Though many children have a higher metabolic rate than adults, all mouths work in the same way. Just because children may digest food quicker, that does not eliminate the damage leftover food on the teeth and gums can have on oral hygiene.
For Dr. Manal Al Halabi, programme director, Paediatric Dentistry at Hamdan Bin Mohammed College of Dental Medicine at MBRU, said parents must not neglect primary teeth, because any infection in the roots creates an unhealthy environment for permanent teeth.
“The early loss of primary teeth causes abnormalities in permanent teeth. Healthy baby teeth will help support normal growth and development for our children.” But the complications can also go far beyond just bad oral health, she said.
“Extensive tooth decay might lead to severe infections that can be life-threatening for the child. Research has shown that the best predictor of acquiring caries in adult teeth is having caries in baby teeth.”
So prevention is of paramount importance, she said.
A healthy diet for your child is a balanced diet that contains all the “natural ingredients” to help them grow. Any disturbance will result in disturbances in tooth development, as well as the health of the gums. And one of the biggest culprits of bad oral health is excessive intake of sugary foods.
“This will undoubtedly lead to dental caries,” she said.
The frequency and the timing of intake of foods containing sugar and starch is also very important. “Try to limit the amount that your child receives daily and try to introduce such foods within meals and not as snacks.”
Foods that have a higher cavity causing potential should be avoided when possible too, such as sticky foods like dried fruits and toffee. This is because they are not easily cleaned from the teeth by saliva, water or milk, and they tend to fester on the teeth which, after time, will result in cavities.

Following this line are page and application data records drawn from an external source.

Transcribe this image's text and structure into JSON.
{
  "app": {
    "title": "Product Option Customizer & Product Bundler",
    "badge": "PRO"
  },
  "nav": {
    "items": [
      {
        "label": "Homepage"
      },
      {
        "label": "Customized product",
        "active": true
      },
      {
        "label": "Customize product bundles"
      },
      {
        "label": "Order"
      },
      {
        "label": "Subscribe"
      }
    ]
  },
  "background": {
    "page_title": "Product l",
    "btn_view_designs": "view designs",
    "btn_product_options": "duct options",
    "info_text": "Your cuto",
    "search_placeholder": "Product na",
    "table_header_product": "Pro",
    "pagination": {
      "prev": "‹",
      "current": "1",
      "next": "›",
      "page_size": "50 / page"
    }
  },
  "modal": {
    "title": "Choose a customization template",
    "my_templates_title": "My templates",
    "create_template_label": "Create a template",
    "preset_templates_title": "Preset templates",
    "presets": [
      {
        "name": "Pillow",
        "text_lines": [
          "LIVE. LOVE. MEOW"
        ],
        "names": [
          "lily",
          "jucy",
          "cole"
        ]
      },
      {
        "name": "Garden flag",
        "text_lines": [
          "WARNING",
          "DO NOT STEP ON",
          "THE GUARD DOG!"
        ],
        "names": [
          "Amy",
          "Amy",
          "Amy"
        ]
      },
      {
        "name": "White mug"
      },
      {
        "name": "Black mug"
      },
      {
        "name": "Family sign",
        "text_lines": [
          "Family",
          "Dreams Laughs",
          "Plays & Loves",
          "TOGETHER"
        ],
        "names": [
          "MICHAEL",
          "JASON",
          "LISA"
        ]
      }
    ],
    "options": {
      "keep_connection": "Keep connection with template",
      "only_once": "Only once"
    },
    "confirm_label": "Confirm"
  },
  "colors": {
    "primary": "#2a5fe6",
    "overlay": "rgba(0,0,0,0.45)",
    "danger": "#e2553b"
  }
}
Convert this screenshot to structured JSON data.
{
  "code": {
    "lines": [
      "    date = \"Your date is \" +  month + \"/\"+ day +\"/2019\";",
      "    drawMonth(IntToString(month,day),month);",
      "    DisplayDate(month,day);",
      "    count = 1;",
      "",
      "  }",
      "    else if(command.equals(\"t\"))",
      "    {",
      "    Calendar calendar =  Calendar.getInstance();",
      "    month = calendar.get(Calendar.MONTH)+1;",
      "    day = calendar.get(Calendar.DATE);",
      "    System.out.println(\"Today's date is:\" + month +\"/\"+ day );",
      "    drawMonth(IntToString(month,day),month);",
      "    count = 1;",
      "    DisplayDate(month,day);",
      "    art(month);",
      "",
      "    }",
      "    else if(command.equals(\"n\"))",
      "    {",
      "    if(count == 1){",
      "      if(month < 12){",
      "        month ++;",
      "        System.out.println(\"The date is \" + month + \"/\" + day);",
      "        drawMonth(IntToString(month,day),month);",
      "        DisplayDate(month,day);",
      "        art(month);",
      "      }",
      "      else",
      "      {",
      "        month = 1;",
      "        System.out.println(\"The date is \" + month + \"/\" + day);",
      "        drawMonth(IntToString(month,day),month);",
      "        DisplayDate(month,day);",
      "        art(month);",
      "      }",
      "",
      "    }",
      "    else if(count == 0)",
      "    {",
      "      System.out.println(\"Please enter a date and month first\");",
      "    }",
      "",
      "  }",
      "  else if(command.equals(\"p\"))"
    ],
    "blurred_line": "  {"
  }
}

For parents with small children, Dr. Al Halabi said it is imperative that parents avoid nursing their baby or toddler to sleep with a bottle containing milk, formula or juice.
In her clinic, Dr. Al Halabi treats children with different dental problems ranging from the very common chronic childhood disease of dental caries or tooth decay to traumatic dental injuries in children. “The range of treatment extends from treating the children in the clinic to using nitrous oxide inhalation sedation or ‘laughing gas’.”
The clinic also takes care of the dental needs of children which special needs, too.
Dental phobia or dental anxiety is quite common around the world, in both adults and children. But nowadays, with the dawn of modern technology, most dental procedures aren’t painful. – Kelly Clarke